━━ INPUT RECORDS

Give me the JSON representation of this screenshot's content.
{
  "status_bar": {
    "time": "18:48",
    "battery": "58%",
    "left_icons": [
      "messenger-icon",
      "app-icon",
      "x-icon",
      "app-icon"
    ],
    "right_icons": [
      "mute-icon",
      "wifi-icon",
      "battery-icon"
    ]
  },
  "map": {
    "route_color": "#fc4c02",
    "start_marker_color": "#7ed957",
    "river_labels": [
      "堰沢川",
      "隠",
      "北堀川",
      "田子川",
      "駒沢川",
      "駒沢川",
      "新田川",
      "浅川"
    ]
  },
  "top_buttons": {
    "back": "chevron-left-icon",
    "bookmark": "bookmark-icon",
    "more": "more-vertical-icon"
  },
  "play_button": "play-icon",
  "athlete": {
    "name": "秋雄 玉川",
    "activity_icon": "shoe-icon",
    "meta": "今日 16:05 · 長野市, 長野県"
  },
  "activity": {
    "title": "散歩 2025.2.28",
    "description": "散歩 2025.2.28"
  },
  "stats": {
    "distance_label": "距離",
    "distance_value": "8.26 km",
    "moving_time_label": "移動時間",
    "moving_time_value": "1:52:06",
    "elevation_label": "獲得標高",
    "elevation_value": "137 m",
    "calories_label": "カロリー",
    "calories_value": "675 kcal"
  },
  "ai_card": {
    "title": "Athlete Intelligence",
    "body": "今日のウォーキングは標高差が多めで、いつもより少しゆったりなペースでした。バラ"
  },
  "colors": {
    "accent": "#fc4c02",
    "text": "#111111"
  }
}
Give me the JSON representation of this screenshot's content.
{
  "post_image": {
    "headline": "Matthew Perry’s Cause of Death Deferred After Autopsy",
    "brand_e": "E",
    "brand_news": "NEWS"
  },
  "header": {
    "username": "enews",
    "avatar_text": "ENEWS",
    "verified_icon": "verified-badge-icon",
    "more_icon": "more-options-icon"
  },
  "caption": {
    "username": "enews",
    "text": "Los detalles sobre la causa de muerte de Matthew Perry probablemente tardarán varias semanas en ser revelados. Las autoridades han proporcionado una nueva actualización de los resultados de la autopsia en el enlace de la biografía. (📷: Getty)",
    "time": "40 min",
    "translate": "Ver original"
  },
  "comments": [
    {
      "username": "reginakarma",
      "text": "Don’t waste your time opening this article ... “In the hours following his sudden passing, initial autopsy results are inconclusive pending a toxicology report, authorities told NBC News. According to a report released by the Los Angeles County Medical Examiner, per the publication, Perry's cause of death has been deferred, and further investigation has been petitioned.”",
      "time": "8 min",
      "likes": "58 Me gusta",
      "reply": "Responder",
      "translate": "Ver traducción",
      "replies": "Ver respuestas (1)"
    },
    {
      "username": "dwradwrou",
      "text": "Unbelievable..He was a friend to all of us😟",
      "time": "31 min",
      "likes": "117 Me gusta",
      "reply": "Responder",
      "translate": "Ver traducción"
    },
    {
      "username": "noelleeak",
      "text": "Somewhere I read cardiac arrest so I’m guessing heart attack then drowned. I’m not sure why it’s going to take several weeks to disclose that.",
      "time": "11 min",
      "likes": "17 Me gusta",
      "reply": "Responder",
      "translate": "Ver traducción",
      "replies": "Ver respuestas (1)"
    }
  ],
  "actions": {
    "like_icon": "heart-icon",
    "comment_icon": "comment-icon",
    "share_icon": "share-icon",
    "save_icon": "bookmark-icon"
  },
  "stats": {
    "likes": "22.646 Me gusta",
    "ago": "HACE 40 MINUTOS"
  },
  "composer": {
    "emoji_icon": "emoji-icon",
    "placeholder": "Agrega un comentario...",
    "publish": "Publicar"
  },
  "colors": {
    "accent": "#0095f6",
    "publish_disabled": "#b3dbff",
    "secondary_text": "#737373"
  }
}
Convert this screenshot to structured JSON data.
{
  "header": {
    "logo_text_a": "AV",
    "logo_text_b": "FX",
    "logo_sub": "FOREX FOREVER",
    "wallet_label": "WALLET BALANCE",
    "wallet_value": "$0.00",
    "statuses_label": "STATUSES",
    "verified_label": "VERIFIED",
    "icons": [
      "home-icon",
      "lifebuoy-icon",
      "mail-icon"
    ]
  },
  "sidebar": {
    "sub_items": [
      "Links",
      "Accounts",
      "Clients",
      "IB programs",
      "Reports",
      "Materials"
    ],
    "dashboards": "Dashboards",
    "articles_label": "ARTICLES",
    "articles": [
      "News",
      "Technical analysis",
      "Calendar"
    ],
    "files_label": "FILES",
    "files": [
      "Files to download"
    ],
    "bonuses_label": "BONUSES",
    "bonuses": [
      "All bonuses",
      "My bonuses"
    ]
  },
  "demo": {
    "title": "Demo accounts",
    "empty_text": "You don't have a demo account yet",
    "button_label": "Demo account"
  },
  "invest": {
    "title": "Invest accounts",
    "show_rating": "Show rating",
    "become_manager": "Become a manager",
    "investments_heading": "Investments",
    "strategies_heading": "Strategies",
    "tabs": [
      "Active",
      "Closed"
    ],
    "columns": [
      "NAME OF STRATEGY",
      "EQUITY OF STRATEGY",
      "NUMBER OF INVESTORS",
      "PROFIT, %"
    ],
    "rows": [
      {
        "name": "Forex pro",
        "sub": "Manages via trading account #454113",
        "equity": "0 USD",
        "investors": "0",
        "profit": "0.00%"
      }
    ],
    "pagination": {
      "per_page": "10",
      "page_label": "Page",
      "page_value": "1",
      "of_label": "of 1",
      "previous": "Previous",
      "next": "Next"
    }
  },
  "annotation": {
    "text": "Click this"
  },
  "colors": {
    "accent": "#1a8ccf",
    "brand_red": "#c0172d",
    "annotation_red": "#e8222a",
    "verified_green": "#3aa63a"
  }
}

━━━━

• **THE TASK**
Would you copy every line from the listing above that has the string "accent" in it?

• **RESULT**
    "accent": "#fc4c02",
    "accent": "#0095f6",
    "accent": "#1a8ccf",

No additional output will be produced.